The interesting thread with lace is the inherent contradiction in the different materials and methods -- often very substantial, heavy, or hard -- being used to simulate the lightness, delicacy, flexibility of lace. A lacy scuplture constructed of whitewashed found objects, like shelving and fenceposts. Lacy patterns cut into scrap metal. A light fixture created from fibre-optic light filament bobbin lace. Or in a different direction, equally arresting in its inherent contradiction, garments constructed from paper lace doilies.
I was captivated by one particular piece -- a deconstructed carpet reconstructed with staples. From a distance, it just looked like a very worn carpet, but close up you could see that most -- but not all -- of the fabric had been supplemented or outright replaced with staples.
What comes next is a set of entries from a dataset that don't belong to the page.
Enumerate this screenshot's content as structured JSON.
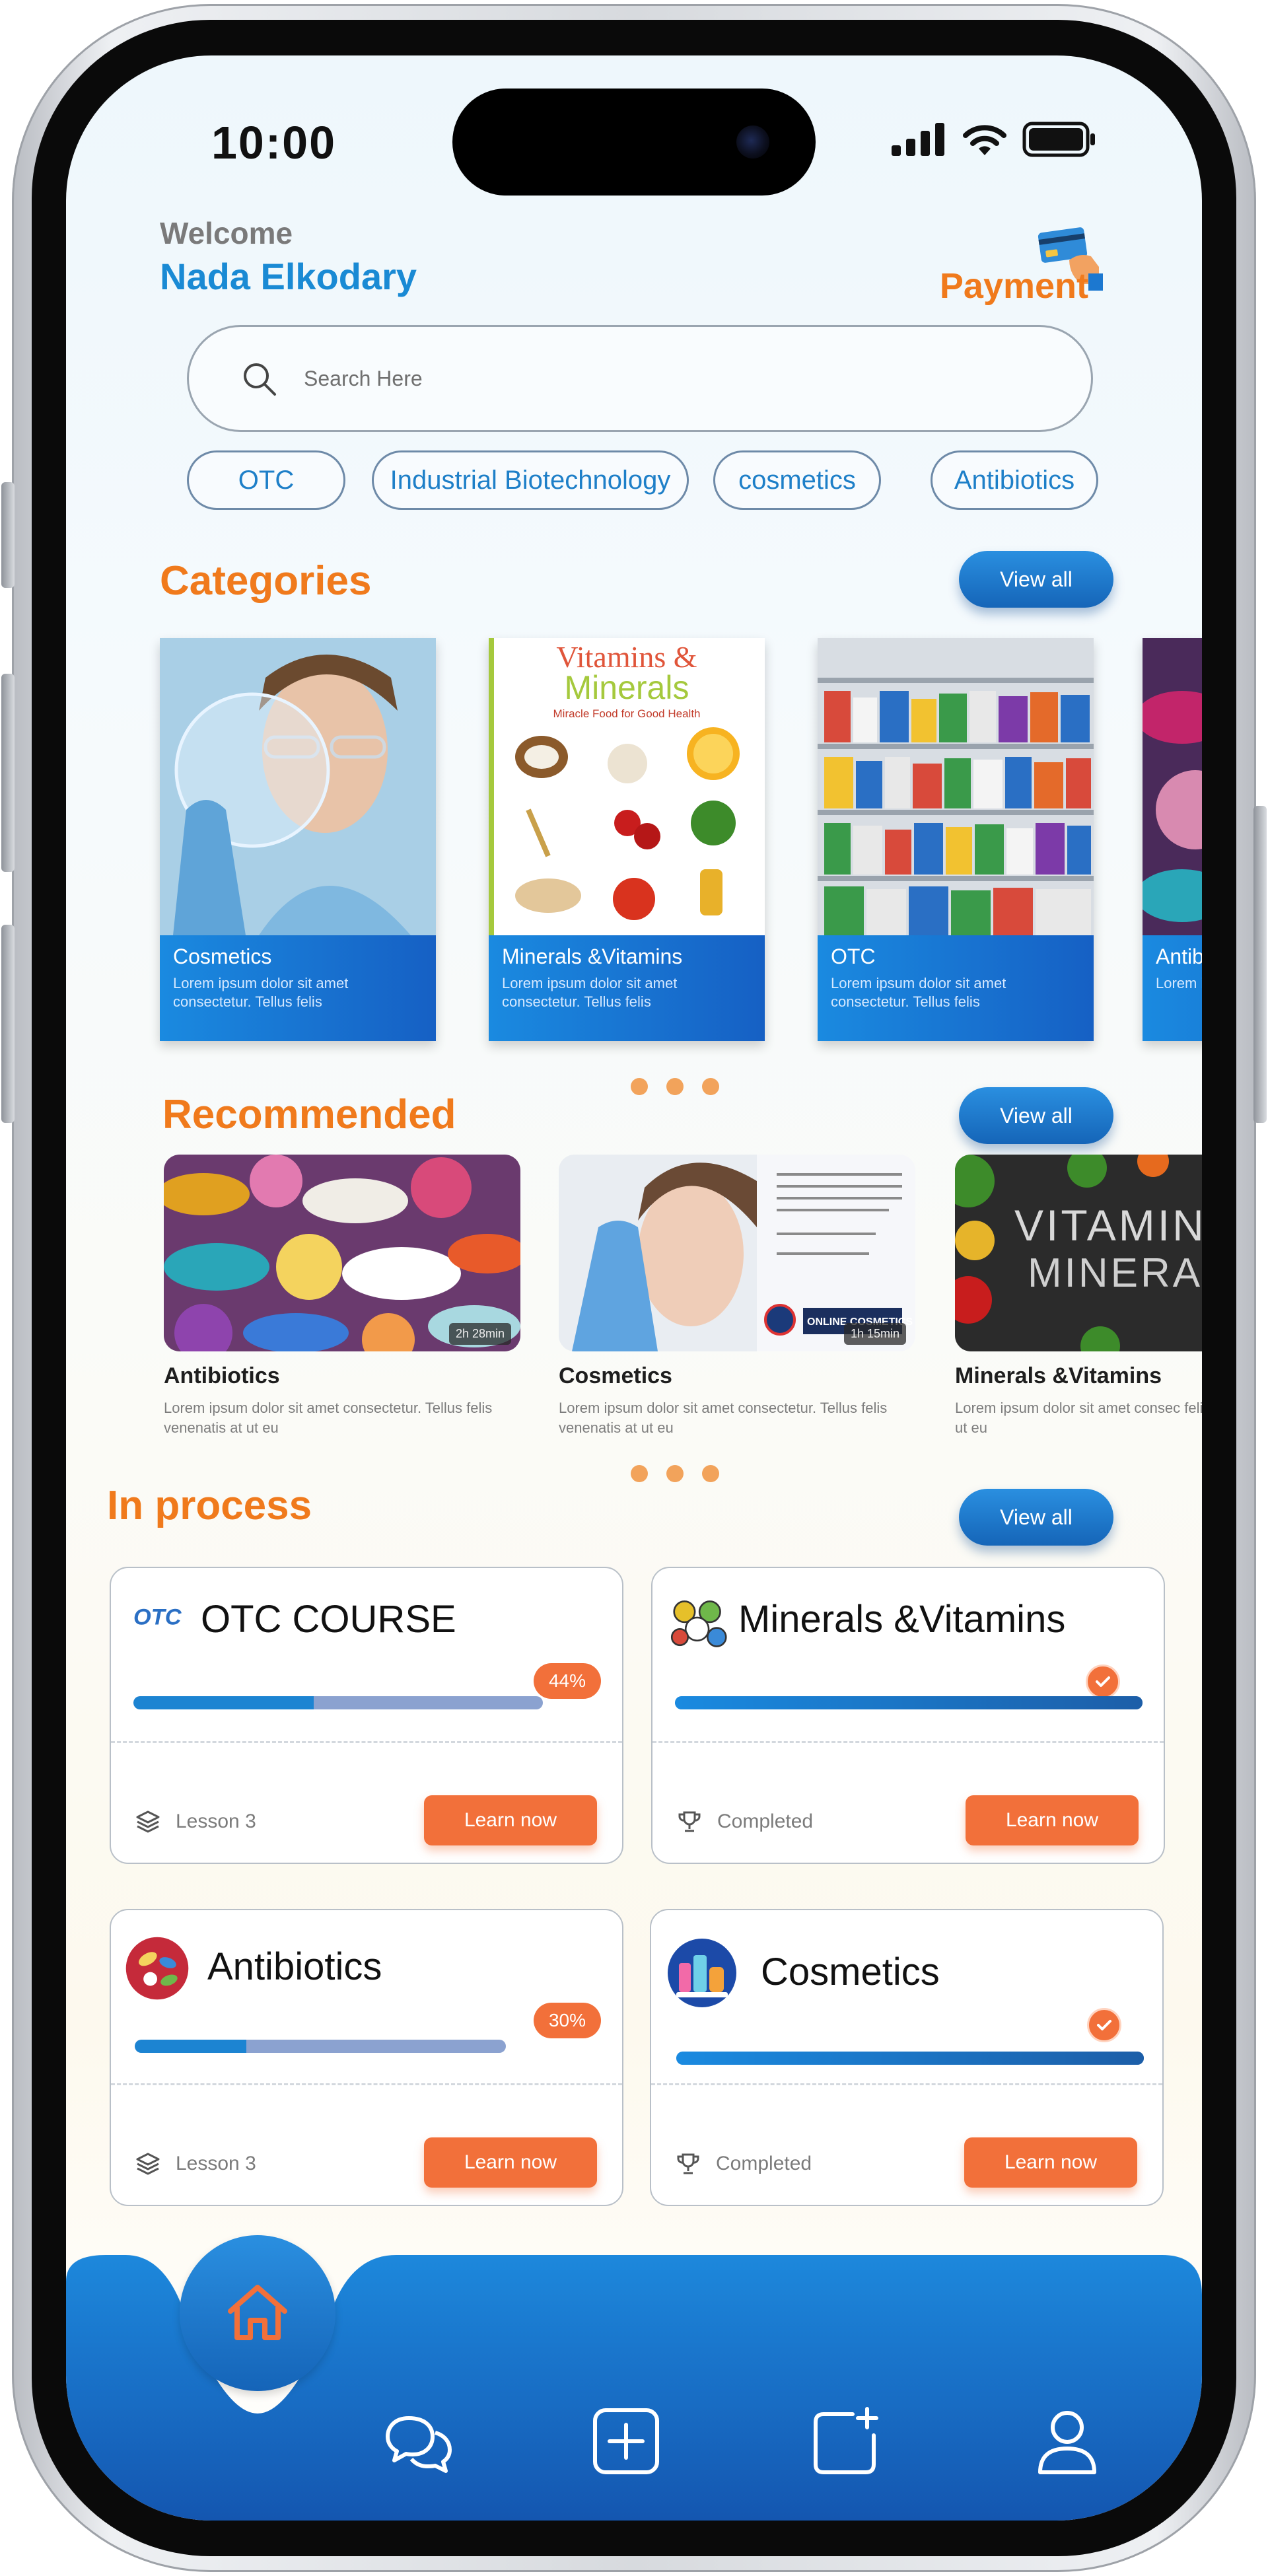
{
  "status_bar": {
    "time": "10:00"
  },
  "header": {
    "welcome": "Welcome",
    "user_name": "Nada Elkodary",
    "payment_label": "Payment"
  },
  "search": {
    "placeholder": "Search Here"
  },
  "chips": [
    "OTC",
    "Industrial Biotechnology",
    "cosmetics",
    "Antibiotics"
  ],
  "categories": {
    "title": "Categories",
    "view_all": "View all",
    "items": [
      {
        "title": "Cosmetics",
        "desc": "Lorem ipsum dolor sit amet consectetur. Tellus felis"
      },
      {
        "title": "Minerals &Vitamins",
        "desc": "Lorem ipsum dolor sit amet consectetur. Tellus felis",
        "image_text": {
          "line1": "Vitamins &",
          "line2": "Minerals",
          "line3": "Miracle Food for Good Health"
        }
      },
      {
        "title": "OTC",
        "desc": "Lorem ipsum dolor sit amet consectetur. Tellus felis"
      },
      {
        "title": "Antib",
        "desc": "Lorem i amet c"
      }
    ]
  },
  "recommended": {
    "title": "Recommended",
    "view_all": "View all",
    "items": [
      {
        "title": "Antibiotics",
        "desc": "Lorem ipsum dolor sit amet consectetur. Tellus felis venenatis at ut eu",
        "duration": "2h 28min"
      },
      {
        "title": "Cosmetics",
        "desc": "Lorem ipsum dolor sit amet consectetur. Tellus felis venenatis at ut eu",
        "duration": "1h 15min",
        "image_text": "ONLINE COSMETICS"
      },
      {
        "title": "Minerals &Vitamins",
        "desc": "Lorem ipsum dolor sit amet consec felis venenatis at ut eu",
        "image_text": {
          "line1": "VITAMINS",
          "line2": "MINERAL"
        }
      }
    ]
  },
  "in_process": {
    "title": "In process",
    "view_all": "View all",
    "items": [
      {
        "title": "OTC COURSE",
        "icon": "otc-logo-icon",
        "progress": 0.44,
        "progress_label": "44%",
        "status": "Lesson 3",
        "status_icon": "layers-icon",
        "button": "Learn now",
        "icon_text": "OTC"
      },
      {
        "title": "Minerals &Vitamins",
        "icon": "minerals-icon",
        "progress": 1.0,
        "status": "Completed",
        "status_icon": "trophy-icon",
        "button": "Learn now"
      },
      {
        "title": "Antibiotics",
        "icon": "antibiotics-icon",
        "progress": 0.3,
        "progress_label": "30%",
        "status": "Lesson 3",
        "status_icon": "layers-icon",
        "button": "Learn now"
      },
      {
        "title": "Cosmetics",
        "icon": "cosmetics-icon",
        "progress": 1.0,
        "status": "Completed",
        "status_icon": "trophy-icon",
        "button": "Learn now"
      }
    ]
  },
  "bottom_nav": [
    "home-icon",
    "chat-icon",
    "add-square-icon",
    "new-post-icon",
    "profile-icon"
  ],
  "colors": {
    "accent_orange": "#f07a1c",
    "primary_blue": "#1a8ad4",
    "button_orange": "#f2703a",
    "nav_blue": "#1c78d0"
  }
}
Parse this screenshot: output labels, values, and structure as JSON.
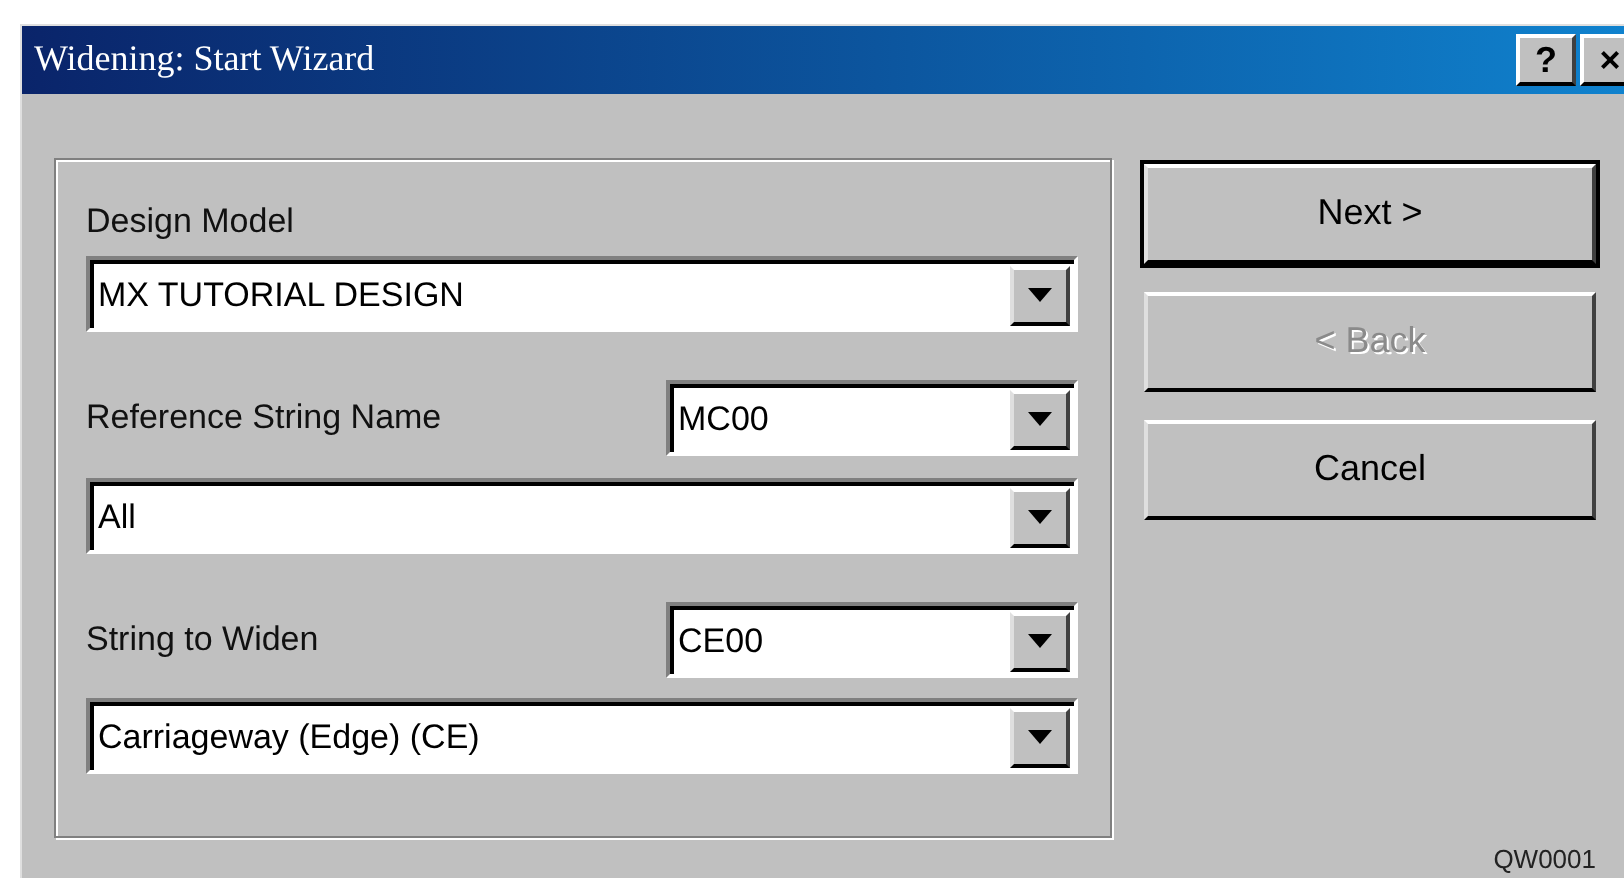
{
  "window": {
    "title": "Widening: Start Wizard",
    "title_buttons": [
      "?",
      "×"
    ]
  },
  "form": {
    "design_model": {
      "label": "Design Model",
      "value": "MX TUTORIAL DESIGN"
    },
    "reference_string": {
      "label": "Reference String Name",
      "value": "MC00",
      "filter": "All"
    },
    "string_to_widen": {
      "label": "String to Widen",
      "value": "CE00",
      "filter": "Carriageway (Edge) (CE)"
    }
  },
  "buttons": [
    {
      "label": "Next >",
      "default": true,
      "disabled": false
    },
    {
      "label": "< Back",
      "default": false,
      "disabled": true
    },
    {
      "label": "Cancel",
      "default": false,
      "disabled": false
    }
  ],
  "form_code": "QW0001"
}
Hard to describe, but take my word for it, it's magnificent. My husband was particularly amused by the "tiles" made of chocolate and melted winegums that had lace designs pressed into them.
I chatted to a couple of other visitors, who once again confirmed my theory of the generation gap in handcrafts. A woman the age of my mother looked almost offended when I asked her if she knitted. "Oh, no, no. I'm just here with my daughter. She knits."
Surrounding the Knitting Table in the basement -- because what's an art show without an interactive component? -- was a series of photographs depicting knitterly topics, rendering in knitting. The most startling to me was a WWII-era photograph of women knitting what can only be described as grenade cozies, wrappers for grenades that were destined to be coated with a sticky substance so that they would adhere to their chosen targets.
But as a knitter, I have to say that the single most amazing thing there was the display of Althea Merback's knitted miniatures. Micro-knitted sweaters and gloves worked with silk thread on filed-down medical needles. 1/12th scale. These are teeny tiny garments... featuring fair isle and intarsia. I swear I might have fainted. For those brave souls, you can actually visit Althea's site and order patterns and needles to create your own miniatures. This is the ultimate triumph of the process vs. the product knitter (more on which later).
Thursday, April 05, 2007
Wednesday, April 04, 2007
I carefully unravelled the picked up sts joining the sleeves to the body of the shrug, and it worked fine. I wasn't happy, however, with my reverse engineered cast-off. And perhaps more to the point, I wasn't happy with the decrease I'd done.
In modifying the pattern, I'd had to turn what had been an increase round to get k2 p2 ribbing to turn into k3 p3 into a decrease round to turn k3 p3 ribbing into k2 p2. I wanted a centred, non-slanting decrease. I made something up, a kind of fudged m1-centered 2 st decrease hybrid monster.
After some consideration, I ripped the two sleeves back and started again. Probably unnecessary, but hey, if I wasn't going to be happy with it, I wouldn't have worn it... The good news is that it's a quick knit, only 10 inches of ribbing in all for each sleeve. What's taking longer is the k3 p3 ribbing on the 400+ sts of the edging. SLOOOOOOOOOW....